*Task to carry out*.
Repeat each entry as written and leave the images out of the copy.
Material shown section start
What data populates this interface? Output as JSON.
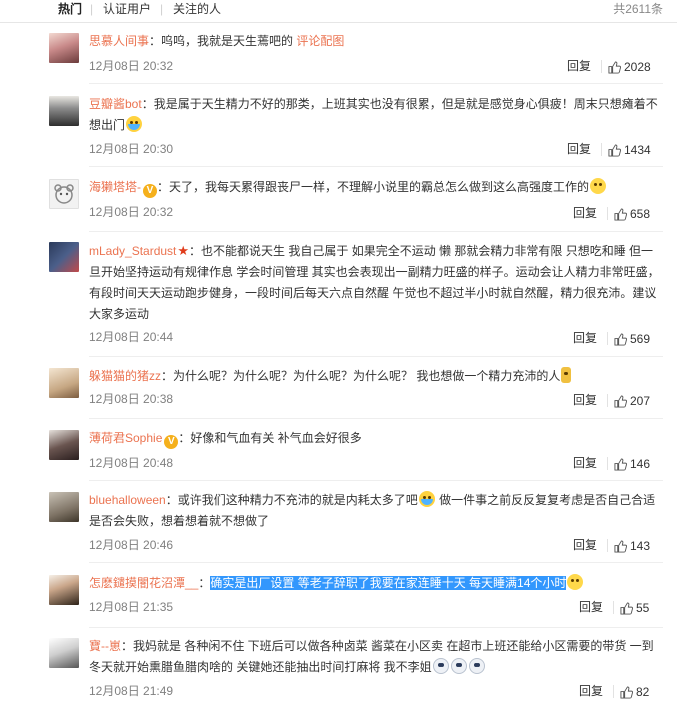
{
  "tabs": [
    {
      "label": "热门",
      "active": true
    },
    {
      "label": "认证用户",
      "active": false
    },
    {
      "label": "关注的人",
      "active": false
    }
  ],
  "total_label": "共2611条",
  "reply_label": "回复",
  "comments": [
    {
      "user": "思慕人间事",
      "text": "：呜呜，我就是天生蔫吧的 ",
      "link": "评论配图",
      "time": "12月08日 20:32",
      "likes": "2028"
    },
    {
      "user": "豆瓣酱bot",
      "text": "：我是属于天生精力不好的那类，上班其实也没有很累，但是就是感觉身心俱疲！周末只想瘫着不想出门",
      "time": "12月08日 20:30",
      "likes": "1434"
    },
    {
      "user": "海獭塔塔-",
      "text": "：天了，我每天累得跟丧尸一样，不理解小说里的霸总怎么做到这么高强度工作的",
      "time": "12月08日 20:32",
      "likes": "658"
    },
    {
      "user": "mLady_Stardust",
      "text": "：也不能都说天生 我自己属于 如果完全不运动 懒 那就会精力非常有限 只想吃和睡 但一旦开始坚持运动有规律作息 学会时间管理 其实也会表现出一副精力旺盛的样子。运动会让人精力非常旺盛，有段时间天天运动跑步健身，一段时间后每天六点自然醒 午觉也不超过半小时就自然醒，精力很充沛。建议大家多运动",
      "time": "12月08日 20:44",
      "likes": "569"
    },
    {
      "user": "躲猫猫的猪zz",
      "text": "：为什么呢？为什么呢？为什么呢？为什么呢？ 我也想做一个精力充沛的人",
      "time": "12月08日 20:38",
      "likes": "207"
    },
    {
      "user": "薄荷君Sophie",
      "text": "：好像和气血有关 补气血会好很多",
      "time": "12月08日 20:48",
      "likes": "146"
    },
    {
      "user": "bluehalloween",
      "text": "：或许我们这种精力不充沛的就是内耗太多了吧",
      "text2": " 做一件事之前反反复复考虑是否自己合适是否会失败，想着想着就不想做了",
      "time": "12月08日 20:46",
      "likes": "143"
    },
    {
      "user": "怎麽鑓摸闇花沼潭__",
      "text": "：",
      "highlight": "确实是出厂设置 等老子辞职了我要在家连睡十天 每天睡满14个小时",
      "time": "12月08日 21:35",
      "likes": "55"
    },
    {
      "user": "寶--崽",
      "text": "：我妈就是 各种闲不住 下班后可以做各种卤菜 酱菜在小区卖 在超市上班还能给小区需要的带货 一到冬天就开始熏腊鱼腊肉啥的 关键她还能抽出时间打麻将 我不李姐",
      "time": "12月08日 21:49",
      "likes": "82"
    }
  ]
}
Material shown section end
*Exercise solution*.
What data populates this interface? Output as JSON.
{
  "tabs": [
    {
      "label": "热门",
      "active": true
    },
    {
      "label": "认证用户",
      "active": false
    },
    {
      "label": "关注的人",
      "active": false
    }
  ],
  "total_label": "共2611条",
  "reply_label": "回复",
  "comments": [
    {
      "user": "思慕人间事",
      "text": "：呜呜，我就是天生蔫吧的 ",
      "link": "评论配图",
      "time": "12月08日 20:32",
      "likes": "2028"
    },
    {
      "user": "豆瓣酱bot",
      "text": "：我是属于天生精力不好的那类，上班其实也没有很累，但是就是感觉身心俱疲！周末只想瘫着不想出门",
      "time": "12月08日 20:30",
      "likes": "1434"
    },
    {
      "user": "海獭塔塔-",
      "text": "：天了，我每天累得跟丧尸一样，不理解小说里的霸总怎么做到这么高强度工作的",
      "time": "12月08日 20:32",
      "likes": "658"
    },
    {
      "user": "mLady_Stardust",
      "text": "：也不能都说天生 我自己属于 如果完全不运动 懒 那就会精力非常有限 只想吃和睡 但一旦开始坚持运动有规律作息 学会时间管理 其实也会表现出一副精力旺盛的样子。运动会让人精力非常旺盛，有段时间天天运动跑步健身，一段时间后每天六点自然醒 午觉也不超过半小时就自然醒，精力很充沛。建议大家多运动",
      "time": "12月08日 20:44",
      "likes": "569"
    },
    {
      "user": "躲猫猫的猪zz",
      "text": "：为什么呢？为什么呢？为什么呢？为什么呢？ 我也想做一个精力充沛的人",
      "time": "12月08日 20:38",
      "likes": "207"
    },
    {
      "user": "薄荷君Sophie",
      "text": "：好像和气血有关 补气血会好很多",
      "time": "12月08日 20:48",
      "likes": "146"
    },
    {
      "user": "bluehalloween",
      "text": "：或许我们这种精力不充沛的就是内耗太多了吧",
      "text2": " 做一件事之前反反复复考虑是否自己合适是否会失败，想着想着就不想做了",
      "time": "12月08日 20:46",
      "likes": "143"
    },
    {
      "user": "怎麽鑓摸闇花沼潭__",
      "text": "：",
      "highlight": "确实是出厂设置 等老子辞职了我要在家连睡十天 每天睡满14个小时",
      "time": "12月08日 21:35",
      "likes": "55"
    },
    {
      "user": "寶--崽",
      "text": "：我妈就是 各种闲不住 下班后可以做各种卤菜 酱菜在小区卖 在超市上班还能给小区需要的带货 一到冬天就开始熏腊鱼腊肉啥的 关键她还能抽出时间打麻将 我不李姐",
      "time": "12月08日 21:49",
      "likes": "82"
    }
  ]
}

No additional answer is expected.